IRISH shares were little changed yesterday, as a late sell- off forced the index into the red yet again.
By the close in Dublin, the ISEQ Overall Index had fallen 0.13pc, or 4.13 points, to 3,176.09.
The index spent most of the session in positive territory, climbing as high as 3,203 at one point before plunging in the afternoon. The loss meant the ISEQ has now recorded losses on seven of the last eight trading days.
The losses were spread across a wide range of businesses, with no single sector dominating on the sell side.
Ryanair dipped 1.4pc to €4.28, while the former flag carrier Aer Lingus slid 1.01pc to 98c. A Virgin Atlantic plane had to make an emergency landing at Gatwick Airport in London, closing the UK's second biggest airport for a number of hours. Both airlines run substantial operations out of Gatwick.
Construction based stocks struggled for most of the day. Kingspan fell 1.06pc to €7.50 while CRH slipped marginally to €14.95. Readymix dropped 2.08pc.
On the other side of the board, food stocks had a particularly strong session.
Glanbia surged 1.93pc to €5.92 while Kerry Group added 1.77pc to reach €34.27. Aryzta ended the day 1.63pc better at €37.50.
Elsewhere, European stocks rebounded from their longest stretch of weekly losses since August as companies rallied amid an increase in takeover activity.
The benchmark Stoxx Europe 600 Index rose 0.3pc. National benchmark indices climbed in 12 of the 17 western-European markets that were open. The UK's FTSE 100 advanced 0.3pc and Germany's DAX rose 0.6pc. France's CAC 40 increased 0.5pc. Greece's stock market was closed for the Orthodox Easter holiday.
"There is volatility out there at the moment," said Kevin Gardiner, head of investment strategy EMEA, Barclays. "When the dust settles, the underlying profitability of average large quoted companies is actually pretty resilient. Investors will eventually come back in and capitalise on that opportunity."
International Power added 3.2pc after GDF Suez agreed to buy the 30pc stake at a revised price of 418p a share.

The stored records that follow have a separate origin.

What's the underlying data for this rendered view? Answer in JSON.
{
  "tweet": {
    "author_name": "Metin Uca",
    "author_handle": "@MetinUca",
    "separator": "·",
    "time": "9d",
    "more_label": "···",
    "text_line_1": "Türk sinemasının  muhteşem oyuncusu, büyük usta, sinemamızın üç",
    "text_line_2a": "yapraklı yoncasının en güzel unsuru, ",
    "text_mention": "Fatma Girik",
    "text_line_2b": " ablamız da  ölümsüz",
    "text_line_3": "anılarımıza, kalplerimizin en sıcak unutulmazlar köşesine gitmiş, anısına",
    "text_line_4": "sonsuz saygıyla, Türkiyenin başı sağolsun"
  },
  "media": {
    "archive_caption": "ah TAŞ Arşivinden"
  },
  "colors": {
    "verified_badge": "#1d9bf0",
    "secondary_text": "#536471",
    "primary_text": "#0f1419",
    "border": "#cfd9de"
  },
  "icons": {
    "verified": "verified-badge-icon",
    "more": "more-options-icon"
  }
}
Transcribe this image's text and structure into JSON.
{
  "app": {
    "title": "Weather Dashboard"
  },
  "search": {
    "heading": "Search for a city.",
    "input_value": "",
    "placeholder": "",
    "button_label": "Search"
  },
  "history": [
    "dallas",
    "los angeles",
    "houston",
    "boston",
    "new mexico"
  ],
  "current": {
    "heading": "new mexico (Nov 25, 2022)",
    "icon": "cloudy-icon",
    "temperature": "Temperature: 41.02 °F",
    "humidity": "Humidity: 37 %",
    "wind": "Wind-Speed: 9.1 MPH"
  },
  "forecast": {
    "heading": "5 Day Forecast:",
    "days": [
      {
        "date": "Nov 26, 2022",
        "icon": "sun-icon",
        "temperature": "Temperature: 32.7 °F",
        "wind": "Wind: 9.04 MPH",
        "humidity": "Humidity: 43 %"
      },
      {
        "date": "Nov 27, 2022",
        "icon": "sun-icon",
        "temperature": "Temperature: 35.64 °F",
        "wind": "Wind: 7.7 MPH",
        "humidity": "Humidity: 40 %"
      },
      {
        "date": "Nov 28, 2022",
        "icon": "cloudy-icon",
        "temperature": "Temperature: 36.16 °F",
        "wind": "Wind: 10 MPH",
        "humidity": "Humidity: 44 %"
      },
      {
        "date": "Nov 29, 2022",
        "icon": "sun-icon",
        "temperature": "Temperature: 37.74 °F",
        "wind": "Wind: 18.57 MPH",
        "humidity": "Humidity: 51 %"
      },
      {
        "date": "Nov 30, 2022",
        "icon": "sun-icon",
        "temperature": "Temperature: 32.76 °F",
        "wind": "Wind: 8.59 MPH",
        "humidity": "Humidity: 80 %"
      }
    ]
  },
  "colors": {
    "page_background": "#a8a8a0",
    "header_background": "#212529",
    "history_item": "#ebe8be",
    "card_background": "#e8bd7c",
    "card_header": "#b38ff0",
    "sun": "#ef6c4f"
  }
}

That's 7pc more than an earlier offer of the UK utility rejected as too low. GDF increased 5pc as Europe's biggest utility by market value confirmed that it will raise its 2012 targets if the deal goes through.
KPN rose 0.9pc after the Netherlands' largest phone company said it has started a review of Belgian mobile-phone unit, BASE. The business will probably attract interest from private-equity firms.
Pernod-Ricard, the owner of Jameson, rose 1.6pc after Morgan Stanley upgraded France's biggest distiller to overweight.